Should Financial Literacy be Incorporated in Grade 10? This Petition Says Damn Right!

We may know what the Pythagorean theorem is, but we don’t know squat about our taxes. In fact, a lot of us, let’s be frank, don’t know much about banking. Period. That’s typically when we put a call into mom and dad.

What’s a balance transfer? How do I pay off my credit card, properly, without accruing oh-no-this-is-neverending interest? What’s the difference between fixed and variable mortgage rates?

It’s OK, you’re not alone.

Prakesh Amarasooriya, a 23-year-old from Toronto, is petitioning the Ontario government to include financial literacy into Grade 10 career studies courses. According to the petition and a recent Investor Education Fund study, Ontario high school students between 14-18 don’t have financial literacy to make informed choices. Only 40% surveyed “felt prepared to manage their money after graduating high school.”

Only 40% surveyed “felt prepared to manage their money after graduating high school.”

Well, at the time of publication, the petition is currently sitting at 938 signatures. Their goal is to reach 1,000 supporters. So what do you think, SLNers, can we help get them there?

The good news is that the Ontario government is listening. In a news release from late last year, the government is taking numerous steps in weaving more financial literacy into the current curriculum. From investing $3 million into financial literacy resources; to developing a video for parents on financial literacy; to “embedding financial literacy into subjects across the curriculum from Grade 4 to 12.”

But is it enough? Is it too late for those already in post-secondary? Have your voice heard.

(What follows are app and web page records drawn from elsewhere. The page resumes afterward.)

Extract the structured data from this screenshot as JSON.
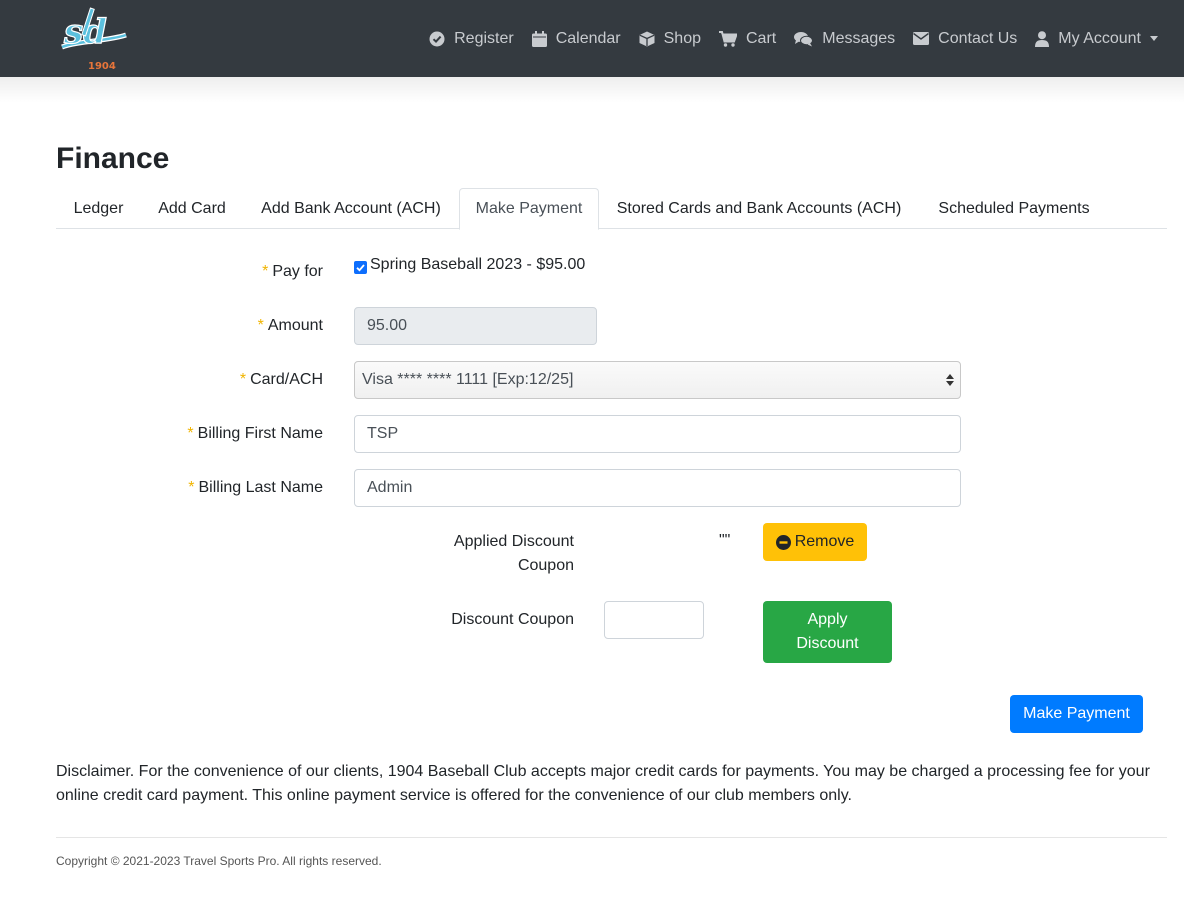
{
  "navbar": {
    "logo": {
      "monogram": "sd",
      "year": "1904"
    },
    "items": [
      {
        "label": "Register",
        "icon": "check-circle-icon"
      },
      {
        "label": "Calendar",
        "icon": "calendar-icon"
      },
      {
        "label": "Shop",
        "icon": "cube-icon"
      },
      {
        "label": "Cart",
        "icon": "cart-icon"
      },
      {
        "label": "Messages",
        "icon": "comments-icon"
      },
      {
        "label": "Contact Us",
        "icon": "envelope-icon"
      },
      {
        "label": "My Account",
        "icon": "user-icon"
      }
    ]
  },
  "page": {
    "title": "Finance"
  },
  "tabs": [
    {
      "label": "Ledger"
    },
    {
      "label": "Add Card"
    },
    {
      "label": "Add Bank Account (ACH)"
    },
    {
      "label": "Make Payment",
      "active": true
    },
    {
      "label": "Stored Cards and Bank Accounts (ACH)"
    },
    {
      "label": "Scheduled Payments"
    }
  ],
  "form": {
    "required_mark": "*",
    "pay_for": {
      "label": "Pay for",
      "option": "Spring Baseball 2023 - $95.00",
      "checked": true
    },
    "amount": {
      "label": "Amount",
      "value": "95.00"
    },
    "card": {
      "label": "Card/ACH",
      "value": "Visa **** **** 1111 [Exp:12/25]"
    },
    "first_name": {
      "label": "Billing First Name",
      "value": "TSP"
    },
    "last_name": {
      "label": "Billing Last Name",
      "value": "Admin"
    },
    "applied_discount": {
      "label_line1": "Applied Discount",
      "label_line2": "Coupon",
      "value": "\"\"",
      "remove_label": "Remove"
    },
    "discount_coupon": {
      "label": "Discount Coupon",
      "value": "",
      "apply_line1": "Apply",
      "apply_line2": "Discount"
    },
    "submit_label": "Make Payment"
  },
  "disclaimer": "Disclaimer. For the convenience of our clients, 1904 Baseball Club accepts major credit cards for payments. You may be charged a processing fee for your online credit card payment. This online payment service is offered for the convenience of our club members only.",
  "footer": {
    "copyright": "Copyright © 2021-2023 Travel Sports Pro. All rights reserved."
  },
  "colors": {
    "navbar_bg": "#343a40",
    "required": "#f0b400",
    "warning": "#ffc107",
    "success": "#28a745",
    "primary": "#007bff"
  }
}
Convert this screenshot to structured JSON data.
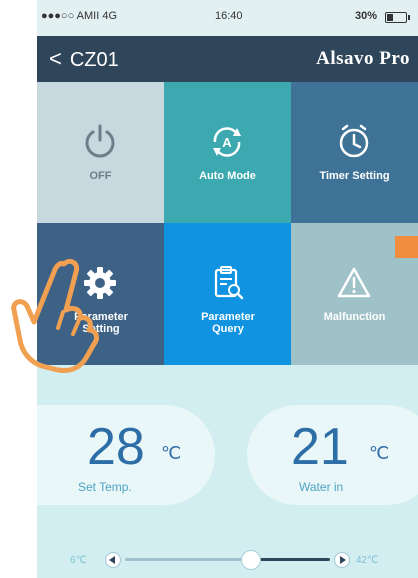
{
  "status_bar": {
    "carrier": "●●●○○ AMII 4G",
    "time": "16:40",
    "battery": "30%"
  },
  "header": {
    "back_label": "CZ01",
    "brand": "Alsavo Pro"
  },
  "tiles": [
    {
      "label": "OFF"
    },
    {
      "label": "Auto Mode"
    },
    {
      "label": "Timer Setting"
    },
    {
      "label": "Parameter Setting"
    },
    {
      "label": "Parameter Query"
    },
    {
      "label": "Malfunction"
    }
  ],
  "set_temp": {
    "value": "28",
    "unit": "℃",
    "label": "Set Temp."
  },
  "water_in": {
    "value": "21",
    "unit": "℃",
    "label": "Water in"
  },
  "slider": {
    "min_label": "6℃",
    "max_label": "42℃",
    "min": 6,
    "max": 42,
    "value": 28
  },
  "colors": {
    "header": "#2f4559",
    "accent_blue": "#2e6ea7",
    "query_tile": "#1093e0",
    "hand": "#f0a050"
  },
  "icons": [
    "power-icon",
    "auto-mode-icon",
    "clock-icon",
    "gear-icon",
    "clipboard-search-icon",
    "warning-icon",
    "hand-pointer-icon"
  ]
}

*Opinions expressed are those of the author, and not necessarily those of Student Life Network or their partners.
Ryan Bolton

Ryan Bolton

Ryan Bolton is the Director of Communications (aka. Guy That Plays With Words) at Student Life Network. He has a beard that can nest a family of sparrows. And a dog—Hank—that has a slight attitude problem.